Lena was employed to look after Marilyn’s wardrobe. Like many of us, the blonde bombshell lacked confidence about her looks and often tried on a gazillion outfits before deciding which one was bearable. It seems as though Lena spent a lot of her time putting stuff back on hangers. But she also ironed and altered clothes for Marilyn. Lena’s creative sewing skills were often needed when Marilyn’s weight fluctuated as she was determined to wear everything skintight. Seams were forever being let out, for like her arch-rival Elizabeth Taylor, Marilyn loved food.
Lena was Italian and soon began cooking for Marilyn. She loved lasagne, spaghetti with sweet Italian sausages, veal cutlets and stuffed peppers. In common with most people who enjoy their grub, Marilyn would often express her appreciation out loud, which exclamations such as, “Gee that’s good” after a large helping of chicken soup. She also relished a nice healthy belch.
As much as I loved all the details of the food and drink Marilyn favoured, the thing I loved most about this book was the insights into how well Marilyn treated those who worked for her. For example, she insisted that a bottle of Chivas Regal whisky be kept on hand for Cora, the woman who cleaned her apartment. “Cleaning’s hard enough,” Marilyn wisely said, “She deserves a big drink.” Whenever I next plan a big cleaning blitz of my flat, I’ll be sure and have some ice in the freezer for my whisky carrot.
This lasagna recipe, clipped from a newspaper, was found tucked in one of Marilyn’s very own cookbooks.
Two of them were up for auction recently but they didn’t meet the reserve price. That means they could be mine, all mine if I come into several thousands of pounds and have nothing else to spend it on. In the auction listing for Marilyn’s copies of The New Fannie Farmer Boston Cooking School Cook Book and Irma S. Rombauer’s The New Joy of Cooking the blurb reads, “A few pages have small stains from cooking — no doubt the cookbook was kept close to the stove as she cooked these elaborate meals.” Perhaps. Or maybe she asked her cook or beloved Lena to prepare dishes from these legendary cookbooks for her delight?
We have no evidence that it was Marilyn who clipped this recipe from the newspaper, and we’ll probably never know if she ever cooked it, but why not imagine that it was, and she did? We know that she loved lasagna and was hatching a plan to throw a lasagna party for forty shortly before she died. Maybe she was going to use this recipe, multiplied several times? Let’s put our Santa Monica cardigans on with aprons over the top, pour ourselves a glass or two of Pieper Heidsieck and cook this lasagna in Marilyn’s honour.
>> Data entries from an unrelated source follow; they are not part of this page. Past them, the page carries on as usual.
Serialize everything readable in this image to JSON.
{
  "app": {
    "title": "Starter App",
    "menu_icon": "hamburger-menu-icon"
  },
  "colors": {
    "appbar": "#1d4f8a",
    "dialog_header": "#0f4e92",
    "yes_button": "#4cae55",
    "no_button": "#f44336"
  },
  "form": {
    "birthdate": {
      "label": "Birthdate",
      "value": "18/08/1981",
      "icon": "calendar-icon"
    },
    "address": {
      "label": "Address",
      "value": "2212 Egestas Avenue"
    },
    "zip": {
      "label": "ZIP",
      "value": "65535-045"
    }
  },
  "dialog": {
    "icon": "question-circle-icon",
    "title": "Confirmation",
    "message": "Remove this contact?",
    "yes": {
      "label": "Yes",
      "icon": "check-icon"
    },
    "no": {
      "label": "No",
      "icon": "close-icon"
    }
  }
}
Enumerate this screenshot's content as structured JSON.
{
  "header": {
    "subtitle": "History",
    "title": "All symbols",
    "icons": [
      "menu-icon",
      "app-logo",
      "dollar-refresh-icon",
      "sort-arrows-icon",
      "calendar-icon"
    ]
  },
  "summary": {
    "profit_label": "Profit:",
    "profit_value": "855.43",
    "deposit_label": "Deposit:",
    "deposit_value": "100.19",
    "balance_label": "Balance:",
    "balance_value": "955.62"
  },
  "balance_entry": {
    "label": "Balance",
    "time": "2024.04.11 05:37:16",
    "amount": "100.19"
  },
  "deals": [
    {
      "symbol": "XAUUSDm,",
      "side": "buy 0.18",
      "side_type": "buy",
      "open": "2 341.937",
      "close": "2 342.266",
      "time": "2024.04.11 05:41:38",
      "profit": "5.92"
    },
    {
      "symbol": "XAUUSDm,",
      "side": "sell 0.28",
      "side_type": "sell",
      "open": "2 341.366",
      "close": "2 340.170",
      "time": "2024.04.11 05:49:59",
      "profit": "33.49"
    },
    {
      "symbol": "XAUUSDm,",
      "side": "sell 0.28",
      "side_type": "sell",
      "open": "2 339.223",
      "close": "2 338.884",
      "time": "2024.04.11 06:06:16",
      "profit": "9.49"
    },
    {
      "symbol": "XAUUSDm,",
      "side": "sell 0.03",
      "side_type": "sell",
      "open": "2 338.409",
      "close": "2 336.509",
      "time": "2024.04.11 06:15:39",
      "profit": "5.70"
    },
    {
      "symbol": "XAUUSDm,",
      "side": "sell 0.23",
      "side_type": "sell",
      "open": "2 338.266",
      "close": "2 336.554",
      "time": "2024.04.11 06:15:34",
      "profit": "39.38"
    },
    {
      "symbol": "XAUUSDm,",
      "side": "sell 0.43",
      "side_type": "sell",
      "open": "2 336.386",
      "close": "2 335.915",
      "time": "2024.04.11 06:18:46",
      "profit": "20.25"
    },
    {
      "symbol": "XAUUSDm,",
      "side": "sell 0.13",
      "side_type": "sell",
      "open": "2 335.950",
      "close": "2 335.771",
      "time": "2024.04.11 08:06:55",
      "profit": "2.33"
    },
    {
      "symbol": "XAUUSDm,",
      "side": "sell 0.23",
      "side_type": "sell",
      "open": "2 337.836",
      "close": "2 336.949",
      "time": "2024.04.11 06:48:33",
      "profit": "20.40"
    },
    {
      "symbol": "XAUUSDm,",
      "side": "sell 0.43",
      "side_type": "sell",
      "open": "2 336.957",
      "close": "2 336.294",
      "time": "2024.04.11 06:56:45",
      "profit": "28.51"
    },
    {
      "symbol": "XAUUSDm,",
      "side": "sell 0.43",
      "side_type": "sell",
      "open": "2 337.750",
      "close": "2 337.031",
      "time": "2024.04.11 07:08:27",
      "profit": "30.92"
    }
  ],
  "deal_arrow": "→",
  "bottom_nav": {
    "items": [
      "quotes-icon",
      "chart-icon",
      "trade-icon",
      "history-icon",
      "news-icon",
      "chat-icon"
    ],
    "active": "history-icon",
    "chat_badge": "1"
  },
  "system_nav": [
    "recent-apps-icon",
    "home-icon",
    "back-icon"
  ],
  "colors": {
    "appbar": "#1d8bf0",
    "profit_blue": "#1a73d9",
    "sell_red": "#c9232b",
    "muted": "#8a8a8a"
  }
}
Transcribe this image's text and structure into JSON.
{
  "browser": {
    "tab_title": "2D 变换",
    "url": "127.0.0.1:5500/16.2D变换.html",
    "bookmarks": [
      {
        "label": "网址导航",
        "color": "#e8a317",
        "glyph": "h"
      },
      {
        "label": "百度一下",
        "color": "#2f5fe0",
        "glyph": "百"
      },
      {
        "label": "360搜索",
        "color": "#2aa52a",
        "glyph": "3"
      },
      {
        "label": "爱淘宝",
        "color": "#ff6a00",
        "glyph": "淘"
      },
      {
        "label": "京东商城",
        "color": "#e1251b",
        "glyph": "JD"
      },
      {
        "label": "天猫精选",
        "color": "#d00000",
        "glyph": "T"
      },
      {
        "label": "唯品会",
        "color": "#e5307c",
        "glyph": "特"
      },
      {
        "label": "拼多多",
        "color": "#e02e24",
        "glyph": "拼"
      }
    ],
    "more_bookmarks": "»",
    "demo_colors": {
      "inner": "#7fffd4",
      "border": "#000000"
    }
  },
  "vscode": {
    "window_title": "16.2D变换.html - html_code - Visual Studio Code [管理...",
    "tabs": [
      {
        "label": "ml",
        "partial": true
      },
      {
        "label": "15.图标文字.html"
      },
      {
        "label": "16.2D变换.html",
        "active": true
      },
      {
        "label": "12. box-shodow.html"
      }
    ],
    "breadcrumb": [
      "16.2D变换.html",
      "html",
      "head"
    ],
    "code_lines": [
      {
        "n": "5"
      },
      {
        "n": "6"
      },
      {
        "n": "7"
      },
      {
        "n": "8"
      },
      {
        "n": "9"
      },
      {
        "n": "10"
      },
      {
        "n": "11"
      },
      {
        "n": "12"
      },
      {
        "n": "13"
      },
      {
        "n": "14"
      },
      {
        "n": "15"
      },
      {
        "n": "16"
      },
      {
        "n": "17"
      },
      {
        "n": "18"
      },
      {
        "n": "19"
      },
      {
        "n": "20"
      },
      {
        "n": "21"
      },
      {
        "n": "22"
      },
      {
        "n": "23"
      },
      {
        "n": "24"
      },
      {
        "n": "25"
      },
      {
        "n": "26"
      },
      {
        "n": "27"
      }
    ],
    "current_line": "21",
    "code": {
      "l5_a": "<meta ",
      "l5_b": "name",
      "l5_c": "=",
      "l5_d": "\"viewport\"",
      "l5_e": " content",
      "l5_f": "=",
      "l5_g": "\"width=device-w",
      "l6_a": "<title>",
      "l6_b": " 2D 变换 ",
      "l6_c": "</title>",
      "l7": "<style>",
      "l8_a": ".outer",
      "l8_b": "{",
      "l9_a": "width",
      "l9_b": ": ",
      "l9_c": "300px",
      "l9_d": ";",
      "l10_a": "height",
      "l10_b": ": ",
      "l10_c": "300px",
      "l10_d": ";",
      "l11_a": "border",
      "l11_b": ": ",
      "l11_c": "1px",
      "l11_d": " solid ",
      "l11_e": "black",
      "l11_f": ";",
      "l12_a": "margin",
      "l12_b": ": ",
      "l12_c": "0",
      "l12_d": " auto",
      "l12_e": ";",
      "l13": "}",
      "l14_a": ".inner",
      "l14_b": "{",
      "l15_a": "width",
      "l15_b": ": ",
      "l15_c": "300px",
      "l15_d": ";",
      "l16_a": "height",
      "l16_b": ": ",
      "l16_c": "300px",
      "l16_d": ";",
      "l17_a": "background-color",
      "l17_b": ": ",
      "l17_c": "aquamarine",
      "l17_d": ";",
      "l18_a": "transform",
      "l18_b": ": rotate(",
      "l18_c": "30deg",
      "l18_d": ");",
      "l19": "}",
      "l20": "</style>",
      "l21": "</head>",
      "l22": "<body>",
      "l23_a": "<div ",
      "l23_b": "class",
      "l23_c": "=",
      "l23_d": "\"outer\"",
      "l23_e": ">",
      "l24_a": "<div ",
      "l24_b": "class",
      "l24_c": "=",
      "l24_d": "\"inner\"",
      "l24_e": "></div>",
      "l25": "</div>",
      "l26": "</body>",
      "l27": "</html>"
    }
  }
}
Marilyn Monroe’s Cheese Lasagna is delicious and I feel very lucky to have four portions in my freezer. I’ll be eating one in my Marilyn cardigan on Wednesday.
(Potentially) Marilyn Monroe’s Cheese Lasagna
8 oz lasagne noodles or any wide noodles
2 x 8-oz cans tomato sauce*
2 cups creamed cottage cheese
1/2 teaspoon basil
1 teaspoon salt
1/4 teaspoon Worcestershire sauce
1/4 cup finely chopped onion
1/2 pound cheddar cheese, thinly sliced
1/4 cup Parmesan or Romano cheese
1/2 cup buttered bread crumbs
Cook the noodles according to directions on package. Drain. Mix the tomato sauce with the cottage cheese, basil, salt, Worcestershire sauce and onion. Arrange alternate layers of noodles, cheddar cheese and the sauce mixture in a buttered two and one-half quart casserole. Top with crumbs that have been mixed with grated cheese.
Bake in a moderate oven (375 degrees) for about 25 minutes.
- For non-American cooks, you could use passata or a pre-made pasta sauce. “Tomato sauce” in the US isn’t ketchup as it is to us Brits!
Mmmm – roll on Wednesday!